* WORK INSTRUCTIONS
The expected output is each line below containing "Devices", copied in full.

(Component data from apps and pages)
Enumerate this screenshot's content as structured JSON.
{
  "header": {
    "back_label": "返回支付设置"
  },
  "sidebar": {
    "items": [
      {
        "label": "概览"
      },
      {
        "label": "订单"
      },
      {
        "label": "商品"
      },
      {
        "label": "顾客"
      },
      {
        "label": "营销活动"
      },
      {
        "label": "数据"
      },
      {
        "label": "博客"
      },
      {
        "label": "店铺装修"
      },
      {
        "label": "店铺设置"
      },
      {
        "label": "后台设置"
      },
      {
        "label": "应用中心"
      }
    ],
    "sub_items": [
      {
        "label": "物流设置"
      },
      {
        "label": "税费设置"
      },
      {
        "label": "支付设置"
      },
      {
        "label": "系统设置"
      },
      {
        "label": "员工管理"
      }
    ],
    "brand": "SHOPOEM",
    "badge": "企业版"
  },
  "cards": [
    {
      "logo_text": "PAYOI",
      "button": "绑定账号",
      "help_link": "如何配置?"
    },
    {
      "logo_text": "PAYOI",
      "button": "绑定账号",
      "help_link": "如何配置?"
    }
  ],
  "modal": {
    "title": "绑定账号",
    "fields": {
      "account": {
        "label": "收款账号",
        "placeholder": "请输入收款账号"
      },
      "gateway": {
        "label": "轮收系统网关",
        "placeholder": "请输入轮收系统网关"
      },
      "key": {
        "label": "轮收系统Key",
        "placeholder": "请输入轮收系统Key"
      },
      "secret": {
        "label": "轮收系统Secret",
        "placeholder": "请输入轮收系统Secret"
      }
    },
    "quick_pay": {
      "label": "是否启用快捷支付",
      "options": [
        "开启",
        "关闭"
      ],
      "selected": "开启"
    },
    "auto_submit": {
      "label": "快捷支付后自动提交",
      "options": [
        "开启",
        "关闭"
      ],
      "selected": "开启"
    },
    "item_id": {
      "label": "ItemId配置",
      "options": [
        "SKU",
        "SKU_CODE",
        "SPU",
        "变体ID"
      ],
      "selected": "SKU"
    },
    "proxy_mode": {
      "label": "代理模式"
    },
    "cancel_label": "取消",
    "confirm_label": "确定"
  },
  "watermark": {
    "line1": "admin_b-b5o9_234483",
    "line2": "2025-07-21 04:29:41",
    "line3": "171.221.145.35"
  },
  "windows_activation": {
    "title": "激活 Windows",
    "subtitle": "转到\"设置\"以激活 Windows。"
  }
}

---

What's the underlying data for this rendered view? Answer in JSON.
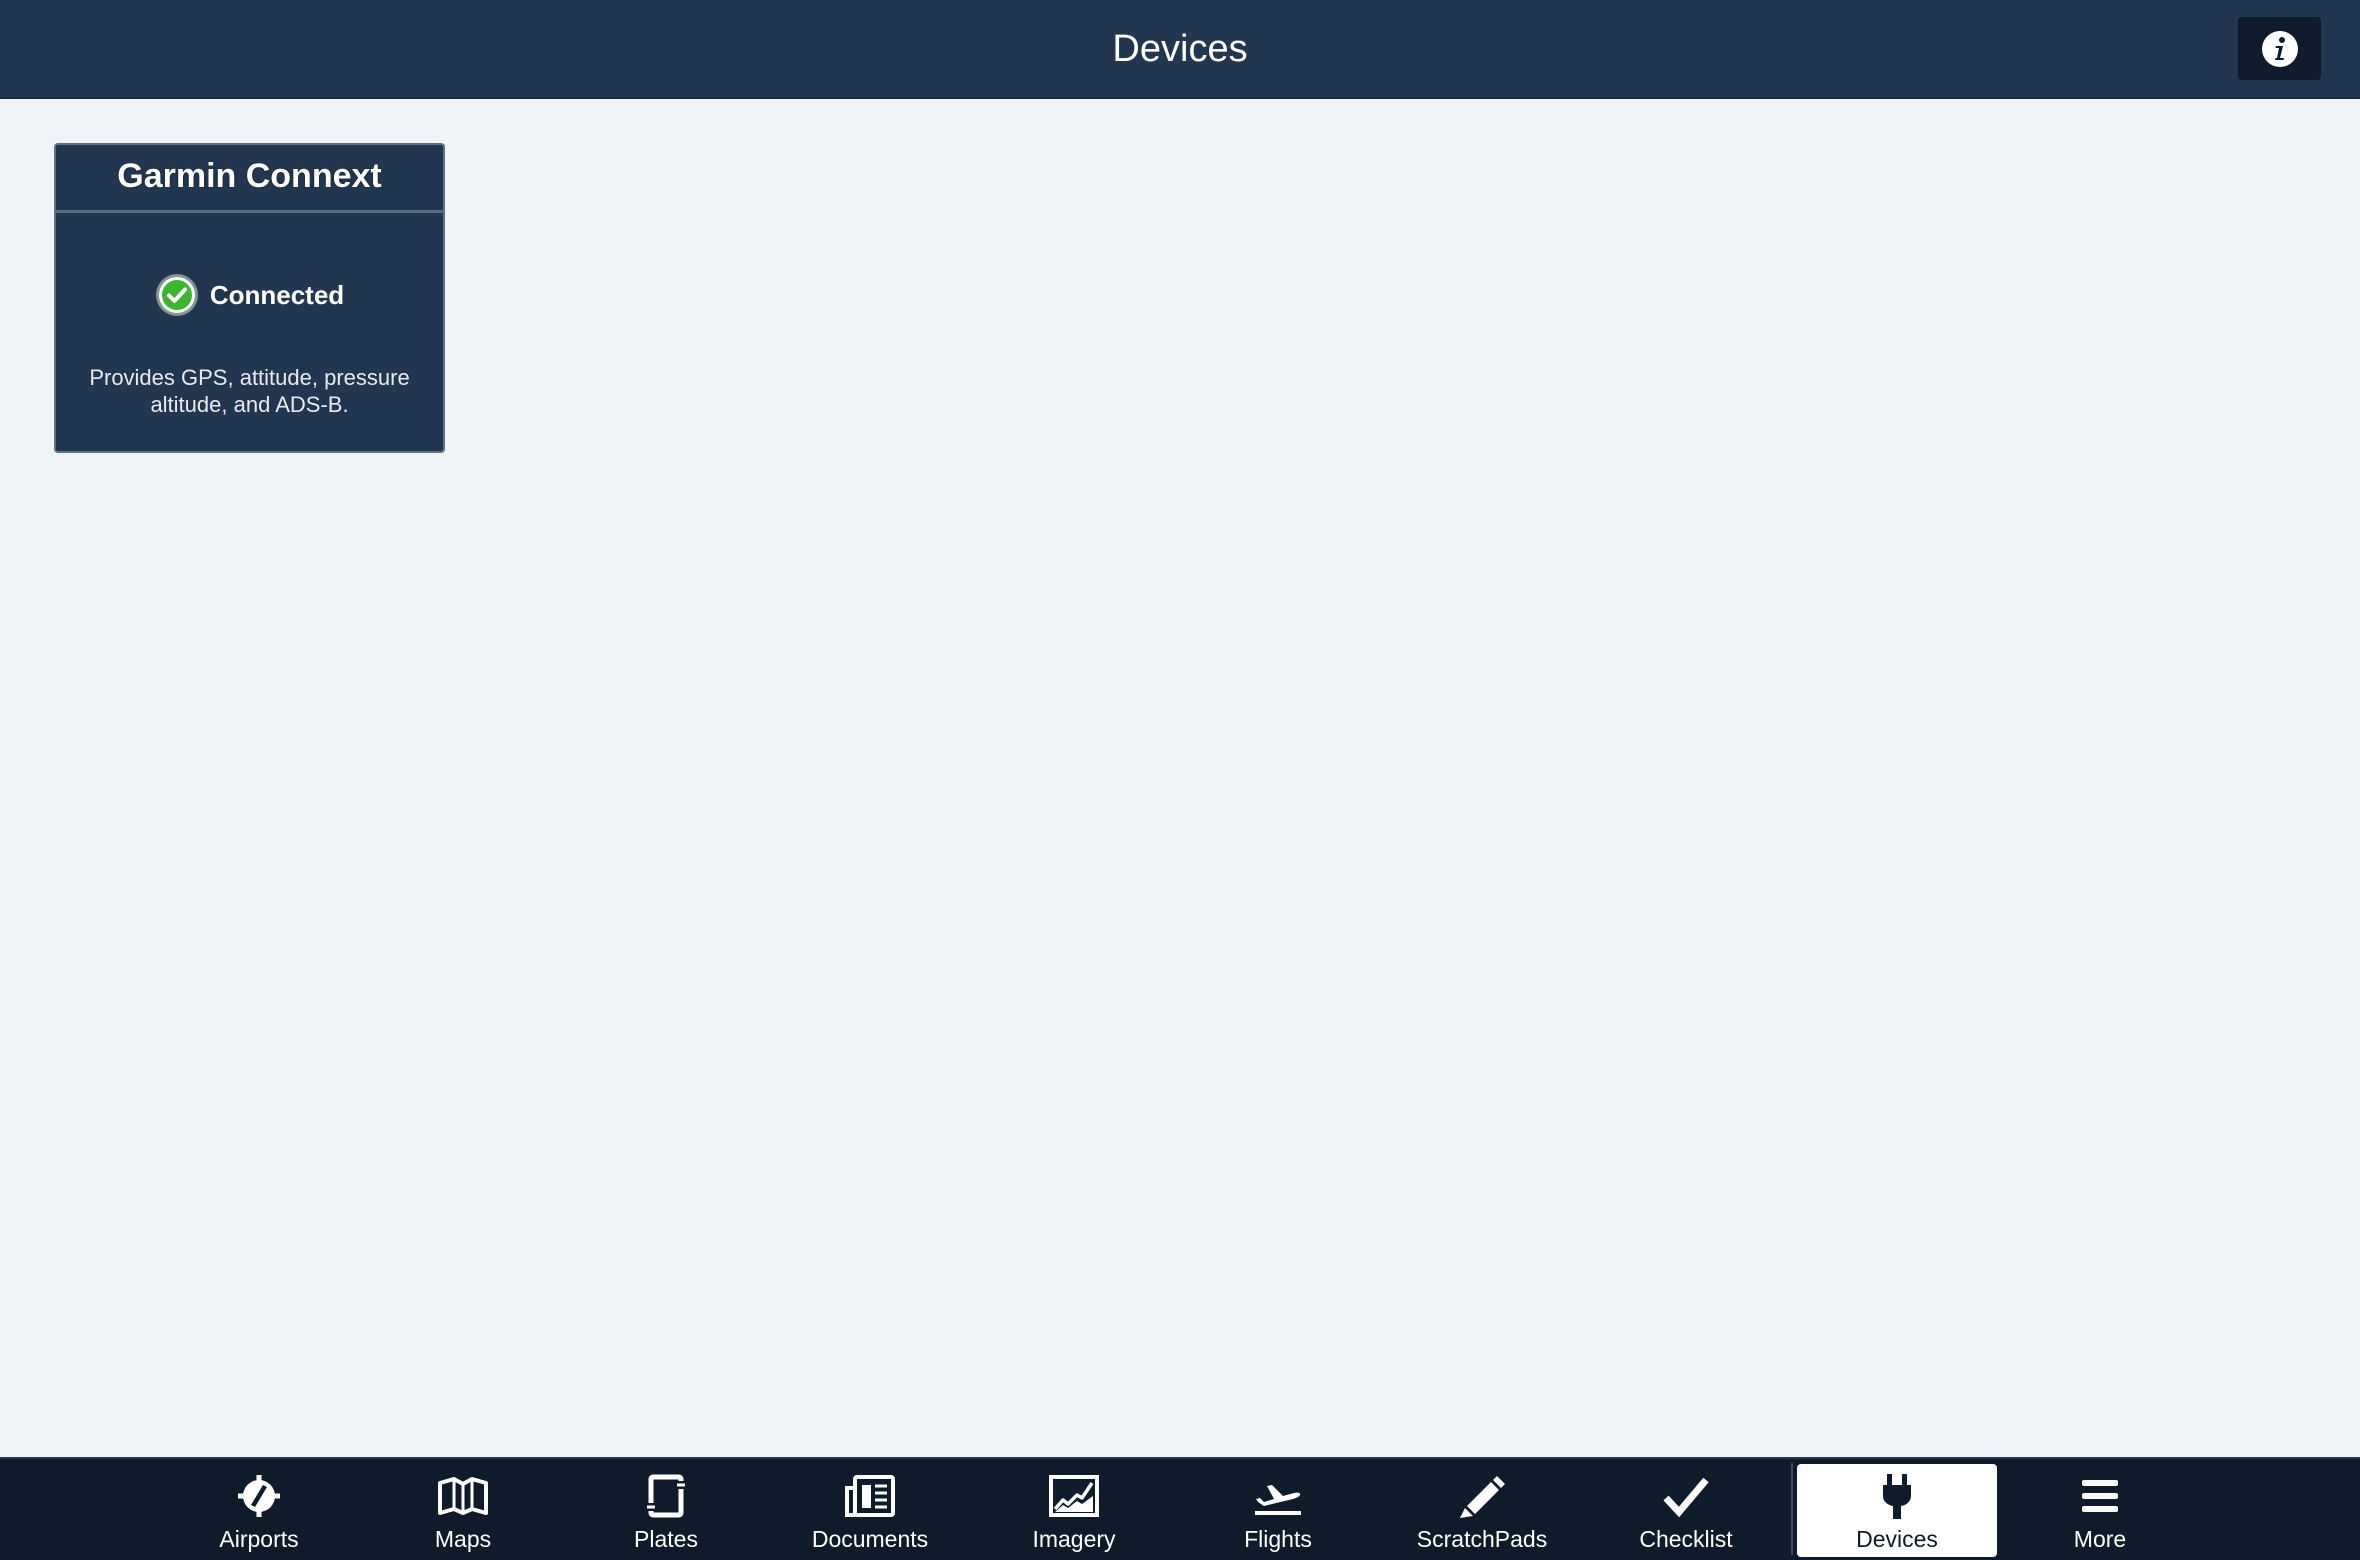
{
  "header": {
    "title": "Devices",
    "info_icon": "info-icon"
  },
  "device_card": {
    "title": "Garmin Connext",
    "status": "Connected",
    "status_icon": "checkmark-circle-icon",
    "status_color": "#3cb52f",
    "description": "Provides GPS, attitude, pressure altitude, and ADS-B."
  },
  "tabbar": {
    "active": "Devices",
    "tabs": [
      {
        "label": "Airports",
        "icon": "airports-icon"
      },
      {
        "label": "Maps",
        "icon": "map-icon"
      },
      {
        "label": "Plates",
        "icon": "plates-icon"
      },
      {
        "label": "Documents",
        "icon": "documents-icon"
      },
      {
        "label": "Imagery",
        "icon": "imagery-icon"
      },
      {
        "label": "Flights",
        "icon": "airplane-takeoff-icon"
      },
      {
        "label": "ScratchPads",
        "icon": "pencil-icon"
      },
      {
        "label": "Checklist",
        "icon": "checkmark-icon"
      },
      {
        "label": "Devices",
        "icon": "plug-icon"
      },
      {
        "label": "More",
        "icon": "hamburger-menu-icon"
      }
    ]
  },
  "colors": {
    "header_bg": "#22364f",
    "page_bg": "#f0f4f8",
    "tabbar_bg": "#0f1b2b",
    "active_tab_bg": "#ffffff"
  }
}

* ANSWER TO THE PROBLEM
    "title": "Devices",
    "active": "Devices",
        "label": "Devices",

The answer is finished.